Your job is to copy every line in the material containing the word "Security".

§ **Information**:
Segment Open

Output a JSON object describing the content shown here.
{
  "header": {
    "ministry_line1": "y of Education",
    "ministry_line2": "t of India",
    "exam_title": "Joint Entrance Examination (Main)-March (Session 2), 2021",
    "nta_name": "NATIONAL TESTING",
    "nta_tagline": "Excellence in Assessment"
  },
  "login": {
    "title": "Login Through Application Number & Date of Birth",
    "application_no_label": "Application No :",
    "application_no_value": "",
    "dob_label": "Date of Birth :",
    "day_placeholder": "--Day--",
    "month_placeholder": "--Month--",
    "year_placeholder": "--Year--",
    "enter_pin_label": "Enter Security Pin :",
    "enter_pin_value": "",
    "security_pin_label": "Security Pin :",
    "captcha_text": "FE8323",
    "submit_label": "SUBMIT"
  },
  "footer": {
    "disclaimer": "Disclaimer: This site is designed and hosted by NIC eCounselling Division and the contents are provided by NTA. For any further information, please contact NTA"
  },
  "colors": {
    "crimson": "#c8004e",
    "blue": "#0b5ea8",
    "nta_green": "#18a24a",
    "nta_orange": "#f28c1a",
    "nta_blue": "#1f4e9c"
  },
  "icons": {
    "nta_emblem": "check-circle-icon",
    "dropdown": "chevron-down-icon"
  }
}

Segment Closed
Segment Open

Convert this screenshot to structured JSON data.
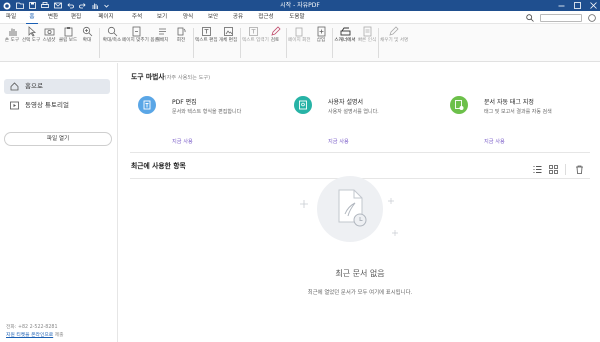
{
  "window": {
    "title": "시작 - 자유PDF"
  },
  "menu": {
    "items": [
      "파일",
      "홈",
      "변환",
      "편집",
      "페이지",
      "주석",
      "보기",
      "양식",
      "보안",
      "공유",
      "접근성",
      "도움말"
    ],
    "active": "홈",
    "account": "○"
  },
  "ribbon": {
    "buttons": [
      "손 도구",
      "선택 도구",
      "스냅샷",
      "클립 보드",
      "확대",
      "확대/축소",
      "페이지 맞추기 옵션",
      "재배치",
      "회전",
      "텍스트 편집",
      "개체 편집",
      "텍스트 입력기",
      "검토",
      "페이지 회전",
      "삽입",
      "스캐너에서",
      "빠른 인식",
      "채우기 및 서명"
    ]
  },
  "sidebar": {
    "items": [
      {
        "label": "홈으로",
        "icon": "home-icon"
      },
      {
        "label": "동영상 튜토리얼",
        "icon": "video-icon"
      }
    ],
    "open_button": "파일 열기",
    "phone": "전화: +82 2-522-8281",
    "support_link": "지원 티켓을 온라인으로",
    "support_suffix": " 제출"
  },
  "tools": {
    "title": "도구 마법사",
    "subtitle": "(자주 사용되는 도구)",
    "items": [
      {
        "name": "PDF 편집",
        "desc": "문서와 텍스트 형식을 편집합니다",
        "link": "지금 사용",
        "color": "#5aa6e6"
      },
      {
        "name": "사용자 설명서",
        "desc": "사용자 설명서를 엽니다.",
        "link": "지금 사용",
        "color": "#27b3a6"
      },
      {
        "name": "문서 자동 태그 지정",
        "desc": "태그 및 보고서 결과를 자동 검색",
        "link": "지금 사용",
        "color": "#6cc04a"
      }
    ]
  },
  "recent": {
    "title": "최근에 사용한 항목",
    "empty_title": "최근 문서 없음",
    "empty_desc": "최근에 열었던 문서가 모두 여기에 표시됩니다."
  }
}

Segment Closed
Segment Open

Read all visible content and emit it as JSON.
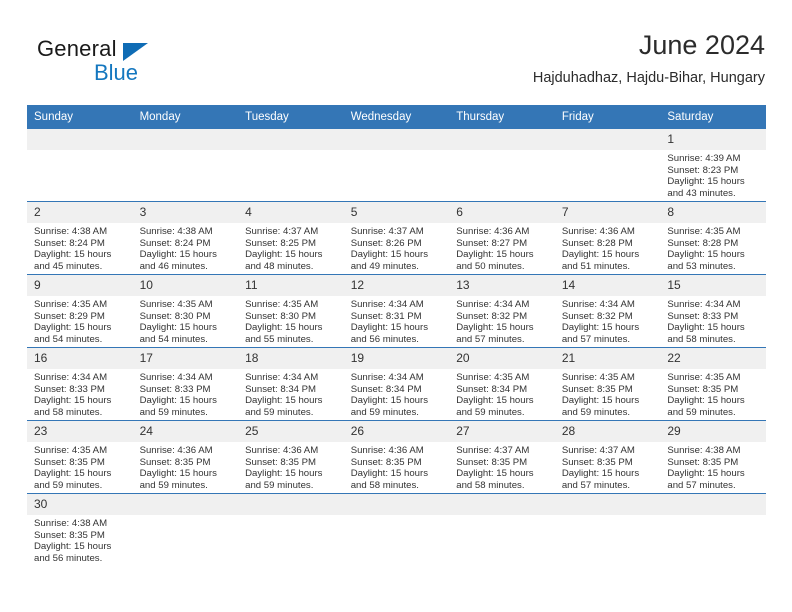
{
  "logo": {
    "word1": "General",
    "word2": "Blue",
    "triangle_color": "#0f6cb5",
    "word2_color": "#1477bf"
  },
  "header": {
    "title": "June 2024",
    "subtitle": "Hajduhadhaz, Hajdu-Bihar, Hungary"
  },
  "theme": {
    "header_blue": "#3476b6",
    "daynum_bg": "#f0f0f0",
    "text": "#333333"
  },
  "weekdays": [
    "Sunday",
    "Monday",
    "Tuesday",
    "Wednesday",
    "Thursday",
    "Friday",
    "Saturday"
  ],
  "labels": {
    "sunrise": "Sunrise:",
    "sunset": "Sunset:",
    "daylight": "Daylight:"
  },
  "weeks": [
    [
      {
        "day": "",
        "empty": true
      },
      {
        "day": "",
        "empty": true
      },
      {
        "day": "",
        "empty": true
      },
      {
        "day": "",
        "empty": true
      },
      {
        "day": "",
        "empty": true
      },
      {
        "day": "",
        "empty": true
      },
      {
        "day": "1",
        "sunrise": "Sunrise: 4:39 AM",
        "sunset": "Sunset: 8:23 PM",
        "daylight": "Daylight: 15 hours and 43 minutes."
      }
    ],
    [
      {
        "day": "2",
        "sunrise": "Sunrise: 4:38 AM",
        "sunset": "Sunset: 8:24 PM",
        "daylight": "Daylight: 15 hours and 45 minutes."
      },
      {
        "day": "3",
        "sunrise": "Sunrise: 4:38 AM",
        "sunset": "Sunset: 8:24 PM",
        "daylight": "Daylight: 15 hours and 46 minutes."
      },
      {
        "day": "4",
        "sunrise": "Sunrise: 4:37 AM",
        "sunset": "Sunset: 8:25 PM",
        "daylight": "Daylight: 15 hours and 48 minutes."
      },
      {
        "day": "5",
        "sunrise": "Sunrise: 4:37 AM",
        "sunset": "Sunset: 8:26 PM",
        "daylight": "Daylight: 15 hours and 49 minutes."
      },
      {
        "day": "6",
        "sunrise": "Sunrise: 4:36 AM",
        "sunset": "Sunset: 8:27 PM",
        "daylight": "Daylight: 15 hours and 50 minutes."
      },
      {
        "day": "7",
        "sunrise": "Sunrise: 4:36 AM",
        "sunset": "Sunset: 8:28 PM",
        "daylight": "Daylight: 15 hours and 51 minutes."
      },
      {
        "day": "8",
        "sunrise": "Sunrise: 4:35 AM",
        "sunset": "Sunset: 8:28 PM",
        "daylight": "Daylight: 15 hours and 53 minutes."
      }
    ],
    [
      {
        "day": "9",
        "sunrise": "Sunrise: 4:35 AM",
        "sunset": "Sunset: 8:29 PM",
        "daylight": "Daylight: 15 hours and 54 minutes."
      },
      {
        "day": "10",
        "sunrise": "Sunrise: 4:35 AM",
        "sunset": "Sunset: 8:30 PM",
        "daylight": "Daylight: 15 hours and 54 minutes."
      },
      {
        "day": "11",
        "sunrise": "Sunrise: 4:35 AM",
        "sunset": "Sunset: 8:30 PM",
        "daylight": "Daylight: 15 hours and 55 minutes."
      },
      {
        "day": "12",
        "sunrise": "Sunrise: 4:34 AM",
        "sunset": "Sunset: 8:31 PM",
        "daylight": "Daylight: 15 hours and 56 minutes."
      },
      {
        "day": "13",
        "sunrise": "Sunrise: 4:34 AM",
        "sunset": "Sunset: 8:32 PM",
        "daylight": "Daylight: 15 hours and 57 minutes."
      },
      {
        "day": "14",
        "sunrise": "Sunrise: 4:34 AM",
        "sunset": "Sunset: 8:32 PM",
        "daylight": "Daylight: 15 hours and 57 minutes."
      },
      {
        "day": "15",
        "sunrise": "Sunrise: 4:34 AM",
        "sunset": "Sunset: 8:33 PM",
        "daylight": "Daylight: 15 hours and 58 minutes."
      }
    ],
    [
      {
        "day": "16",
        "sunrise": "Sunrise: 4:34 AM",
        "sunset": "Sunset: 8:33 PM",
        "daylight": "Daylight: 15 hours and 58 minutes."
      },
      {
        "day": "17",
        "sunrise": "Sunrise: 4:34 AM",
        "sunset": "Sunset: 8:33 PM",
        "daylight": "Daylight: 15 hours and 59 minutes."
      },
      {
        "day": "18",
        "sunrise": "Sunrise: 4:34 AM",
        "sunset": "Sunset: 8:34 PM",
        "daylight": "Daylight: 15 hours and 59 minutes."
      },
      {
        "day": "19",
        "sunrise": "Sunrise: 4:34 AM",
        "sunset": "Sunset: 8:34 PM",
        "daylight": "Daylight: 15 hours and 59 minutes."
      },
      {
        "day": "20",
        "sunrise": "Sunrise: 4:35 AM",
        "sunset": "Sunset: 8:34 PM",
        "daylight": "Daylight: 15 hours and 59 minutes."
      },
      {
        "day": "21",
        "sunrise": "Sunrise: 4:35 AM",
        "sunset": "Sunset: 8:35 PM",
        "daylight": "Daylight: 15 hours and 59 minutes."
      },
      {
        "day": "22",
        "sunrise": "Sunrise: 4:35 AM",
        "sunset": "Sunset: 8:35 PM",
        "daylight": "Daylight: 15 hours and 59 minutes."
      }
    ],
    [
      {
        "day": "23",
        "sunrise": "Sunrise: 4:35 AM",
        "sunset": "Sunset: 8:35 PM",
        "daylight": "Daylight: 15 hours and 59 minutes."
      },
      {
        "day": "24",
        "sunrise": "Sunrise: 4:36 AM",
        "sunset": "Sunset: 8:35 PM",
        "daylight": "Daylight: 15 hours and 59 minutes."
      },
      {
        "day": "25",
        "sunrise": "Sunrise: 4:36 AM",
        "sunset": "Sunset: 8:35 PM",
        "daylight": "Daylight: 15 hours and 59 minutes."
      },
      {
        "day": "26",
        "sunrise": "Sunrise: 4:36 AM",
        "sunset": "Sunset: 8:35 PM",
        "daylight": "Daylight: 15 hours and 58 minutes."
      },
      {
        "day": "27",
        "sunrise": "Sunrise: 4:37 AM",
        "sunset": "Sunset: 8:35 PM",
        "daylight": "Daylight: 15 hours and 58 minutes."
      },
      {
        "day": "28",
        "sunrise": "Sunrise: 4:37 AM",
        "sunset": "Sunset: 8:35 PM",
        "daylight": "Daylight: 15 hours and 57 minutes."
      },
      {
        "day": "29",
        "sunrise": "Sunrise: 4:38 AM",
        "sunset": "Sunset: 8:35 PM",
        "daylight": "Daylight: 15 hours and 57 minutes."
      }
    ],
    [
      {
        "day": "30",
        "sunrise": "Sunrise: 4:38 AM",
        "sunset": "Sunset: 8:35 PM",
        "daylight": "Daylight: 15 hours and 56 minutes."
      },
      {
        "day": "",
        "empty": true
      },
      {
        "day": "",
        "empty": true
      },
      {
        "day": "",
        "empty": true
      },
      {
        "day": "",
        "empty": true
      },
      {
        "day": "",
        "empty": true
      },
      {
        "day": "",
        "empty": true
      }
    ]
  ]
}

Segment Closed

§ **Response box**:
    "enter_pin_label": "Enter Security Pin :",
    "security_pin_label": "Security Pin :",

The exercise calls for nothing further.